The five freedoms of the First Amendment include speech, assembly, religion, petition, and the press.
Courtesy of Wikimedia Commons
The Iowa State Board of Regents spoke about free speech on campus and heard criticism from the Iowa State faculty about the Regents’ COVID-19 restriction.
The Regents met Wednesday at the Iowa State Alumni Center as part of the double session. Attorney and Professor Todd Pettys gave a presentation to the Board on First Amendment rights from an institutional perspective.
The Board of Regents recently issued a Freedom of Speech Policy Statement outlining the board’s commitment to freedom of expression on campus. The guiding principles state that it is not the role of the Regent Universities to protect individuals from speech protected by the First Amendment. This includes opinions and ideas that some may find unwelcome, unpleasant or offensive.
Instead, the role of universities is to encourage diversity of thought and the peaceful exercise of freedom of expression. Pettys said that because there is a transition of First Amendment liberties from K-12 public schools to colleges, he is encouraging the university to educate students before a free speech problem arises.
Point of view discrimination is when a government official declares that certain points of view cannot be discussed or that there is different treatment based on one’s point of view. When viewpoint discrimination occurs, Pettys said it is very difficult to survive a First Amendment attack. Council policy prohibits facial discrimination in a public university setting.
Within the disciplines of teaching, Pettys said there are different points of view. For example, if a student were to present an opinion that is not relevant to the course work or assignment, resulting in a poor grade, the student has no reason to argue discrimination from the teacher’s point of view.
The Free Speech Committee also briefly explained the freedom of expression training and research they are developing for the universities. Both initiatives are expected to be completed by the end of the fall semester, with the opportunity to enter universities by the spring semester.
During Wednesday’s meeting’s public commentary session, two professors from Iowa State University made statements to regents about COVID-19 policy. Andrea Wheeler, a professor of architecture and environmental design, told the board that professors are losing authority in their classrooms because of their inability to demand masks.
“Instructors at ISU have been through 18 months of a pandemic and students have been through a lot and they need our help, but I ask them to wear a mask in class and they stare at me,” he said. wheeler. “I think they prepare less and read less, but I need to help build them up and they need to be sufficiently prepared, curious and engaged to really achieve the serious learning goals of my class. They need my pedagogical skills and they need my authority.”
Jon Perkins, a professor of accounting at the state of Iowa, also expressed concern about the council’s COVID-19 decisions. He said faculty members feel the board has put individual liberties above faculty security. He also believes that faculty should have been consulted on decisions about mask mandates.
“Some of the faculty I spoke to confirmed their perception that the board has failed to meaningfully reduce the risk to the faculty from COVID-19,” Perkins said. “Not only does this scare them, it also makes them frustrated that they weren’t involved in the decision-making process in the first place.”
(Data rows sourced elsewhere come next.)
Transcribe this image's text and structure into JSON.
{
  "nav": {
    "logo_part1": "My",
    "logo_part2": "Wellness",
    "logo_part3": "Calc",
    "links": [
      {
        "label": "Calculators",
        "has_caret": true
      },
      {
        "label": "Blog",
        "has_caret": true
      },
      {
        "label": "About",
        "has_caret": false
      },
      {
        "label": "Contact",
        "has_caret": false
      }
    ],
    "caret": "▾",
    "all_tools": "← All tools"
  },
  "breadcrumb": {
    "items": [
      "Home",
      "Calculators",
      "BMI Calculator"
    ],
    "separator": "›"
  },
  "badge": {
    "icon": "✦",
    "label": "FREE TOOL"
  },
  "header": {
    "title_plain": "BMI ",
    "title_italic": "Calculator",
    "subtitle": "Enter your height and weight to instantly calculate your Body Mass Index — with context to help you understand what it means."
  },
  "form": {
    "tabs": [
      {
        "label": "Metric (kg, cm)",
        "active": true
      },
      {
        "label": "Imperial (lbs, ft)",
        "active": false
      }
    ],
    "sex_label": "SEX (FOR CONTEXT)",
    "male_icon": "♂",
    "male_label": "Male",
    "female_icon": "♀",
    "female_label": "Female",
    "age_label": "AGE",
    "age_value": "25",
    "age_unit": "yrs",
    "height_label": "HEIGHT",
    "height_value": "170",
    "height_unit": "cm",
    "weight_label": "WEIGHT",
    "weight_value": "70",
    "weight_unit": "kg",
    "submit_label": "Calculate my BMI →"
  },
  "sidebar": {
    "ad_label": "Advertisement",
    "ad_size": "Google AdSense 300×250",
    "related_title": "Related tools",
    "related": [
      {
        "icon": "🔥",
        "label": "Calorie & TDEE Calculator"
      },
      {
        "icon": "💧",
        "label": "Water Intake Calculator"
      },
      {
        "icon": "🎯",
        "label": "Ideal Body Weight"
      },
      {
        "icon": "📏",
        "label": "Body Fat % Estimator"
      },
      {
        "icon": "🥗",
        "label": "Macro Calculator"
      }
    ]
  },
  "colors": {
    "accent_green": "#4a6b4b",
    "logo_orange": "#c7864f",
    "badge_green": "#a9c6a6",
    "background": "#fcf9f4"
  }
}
The board did not respond to the comments and the public comment session ended ahead of schedule at 4 p.m.
The Veterinary Diagnostic Lab caseload has doubled in the past five years, creating a functional space shortage with implications for the vet. Lab’s ability to serve Iowa’s animal and agricultural industries.
Construction of the Veterinary Diagnostic Lab is underway and is expected to be completed in August 2023. In 2018, the General Assembly awarded $63.5 million for the total cost of $75 million for 72,500 gross square feet (GSF) of new veterinary diagnostics.
There is also a proposed addition to the Veterinary Diagnostic Lab. The university is requesting $60.8 million in state funding for the total cost of the $64.3 million project to cover an additional 69,600 gross square feet (GSF). The addition is to bring all Veterinary Diagnostic Lab programs under one roof.
These programs constitute critical lab functions, including lab testing, examination room, and support functions, accounting for 85 percent of all cases processed by the Veterinary Diagnostic Lab.
Iowa State has also applied for funding from the Board of Regents for the renovation of LeBaron Hall, which houses part of the College of Human Science. The university proposed to demolish the 49,000 gross square feet, which has not been significantly renovated since 1958.
Iowa State’s College of Human Sciences project will be completed in two parts. The demolition process will be funded by private donations of $21.5 million and $14 million in university funds. The council approved $18.9 million in state funds for the renovation and the addition of 20,000 gross square feet. The total project is approximately $54.4 million. The council approved supporting funding for all Iowa state projects.
The regents will meet on Thursday from 9.15 am to 12 noon for the second part of their meeting.